##### Source information #####
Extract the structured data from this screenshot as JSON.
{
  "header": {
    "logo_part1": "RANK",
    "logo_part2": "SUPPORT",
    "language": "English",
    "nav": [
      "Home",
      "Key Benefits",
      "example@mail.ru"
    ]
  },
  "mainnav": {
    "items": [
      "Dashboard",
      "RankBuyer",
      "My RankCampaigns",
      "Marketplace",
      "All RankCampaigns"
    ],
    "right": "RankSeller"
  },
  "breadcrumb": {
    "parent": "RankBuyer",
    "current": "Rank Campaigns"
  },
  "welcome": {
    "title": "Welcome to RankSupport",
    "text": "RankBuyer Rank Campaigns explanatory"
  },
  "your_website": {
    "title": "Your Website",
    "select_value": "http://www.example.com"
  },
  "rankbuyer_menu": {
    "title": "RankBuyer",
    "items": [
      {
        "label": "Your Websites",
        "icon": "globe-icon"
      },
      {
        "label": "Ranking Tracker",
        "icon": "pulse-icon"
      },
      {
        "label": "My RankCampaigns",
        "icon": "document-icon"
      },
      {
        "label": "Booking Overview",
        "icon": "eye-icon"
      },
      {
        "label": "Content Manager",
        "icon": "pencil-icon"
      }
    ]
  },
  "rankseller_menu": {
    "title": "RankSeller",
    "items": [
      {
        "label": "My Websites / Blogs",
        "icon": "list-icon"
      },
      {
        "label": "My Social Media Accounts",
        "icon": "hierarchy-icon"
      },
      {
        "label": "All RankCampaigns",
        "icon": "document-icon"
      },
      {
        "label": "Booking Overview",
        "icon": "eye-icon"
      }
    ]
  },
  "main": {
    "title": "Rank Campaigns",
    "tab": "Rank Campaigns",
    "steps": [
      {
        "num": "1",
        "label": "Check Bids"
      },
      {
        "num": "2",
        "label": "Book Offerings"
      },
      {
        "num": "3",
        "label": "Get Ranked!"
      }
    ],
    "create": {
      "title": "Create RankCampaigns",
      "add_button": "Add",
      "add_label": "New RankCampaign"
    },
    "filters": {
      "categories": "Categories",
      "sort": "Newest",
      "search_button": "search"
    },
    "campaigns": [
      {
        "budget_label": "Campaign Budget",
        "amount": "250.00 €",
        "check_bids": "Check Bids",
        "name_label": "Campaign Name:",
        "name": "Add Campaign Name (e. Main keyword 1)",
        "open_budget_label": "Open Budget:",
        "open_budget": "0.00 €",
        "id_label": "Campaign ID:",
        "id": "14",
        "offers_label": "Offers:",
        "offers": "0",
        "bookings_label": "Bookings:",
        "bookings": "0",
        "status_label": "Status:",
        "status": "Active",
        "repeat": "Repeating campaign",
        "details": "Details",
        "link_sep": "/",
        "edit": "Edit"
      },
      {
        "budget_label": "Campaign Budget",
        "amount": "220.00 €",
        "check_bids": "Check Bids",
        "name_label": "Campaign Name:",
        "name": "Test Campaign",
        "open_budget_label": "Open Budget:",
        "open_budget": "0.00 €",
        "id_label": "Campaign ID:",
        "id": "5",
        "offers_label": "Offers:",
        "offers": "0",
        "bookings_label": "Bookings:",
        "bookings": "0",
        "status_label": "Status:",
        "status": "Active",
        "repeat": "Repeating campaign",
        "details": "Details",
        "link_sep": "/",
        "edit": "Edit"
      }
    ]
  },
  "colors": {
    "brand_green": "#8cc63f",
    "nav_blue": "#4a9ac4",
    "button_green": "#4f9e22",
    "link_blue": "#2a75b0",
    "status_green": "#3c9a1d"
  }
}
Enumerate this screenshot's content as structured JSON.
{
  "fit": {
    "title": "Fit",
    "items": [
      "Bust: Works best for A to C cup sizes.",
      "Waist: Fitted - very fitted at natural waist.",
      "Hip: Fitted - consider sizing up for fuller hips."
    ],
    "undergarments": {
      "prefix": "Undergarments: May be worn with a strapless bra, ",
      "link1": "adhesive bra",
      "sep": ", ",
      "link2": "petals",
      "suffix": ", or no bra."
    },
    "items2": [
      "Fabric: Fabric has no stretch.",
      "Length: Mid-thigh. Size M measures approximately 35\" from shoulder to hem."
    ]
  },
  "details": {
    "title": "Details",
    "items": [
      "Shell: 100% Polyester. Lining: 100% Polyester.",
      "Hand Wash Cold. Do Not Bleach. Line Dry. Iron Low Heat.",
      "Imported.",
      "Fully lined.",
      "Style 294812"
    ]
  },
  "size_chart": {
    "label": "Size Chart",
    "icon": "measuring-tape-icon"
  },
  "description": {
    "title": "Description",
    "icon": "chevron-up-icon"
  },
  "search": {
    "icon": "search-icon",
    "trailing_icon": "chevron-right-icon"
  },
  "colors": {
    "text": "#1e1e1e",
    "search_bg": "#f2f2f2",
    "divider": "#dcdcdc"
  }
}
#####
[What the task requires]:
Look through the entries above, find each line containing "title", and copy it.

[Answer to this task]:
    "title": "Welcome to RankSupport",
    "title": "Your Website",
    "title": "RankBuyer",
    "title": "RankSeller",
    "title": "Rank Campaigns",
      "title": "Create RankCampaigns",
    "title": "Fit",
    "title": "Details",
    "title": "Description",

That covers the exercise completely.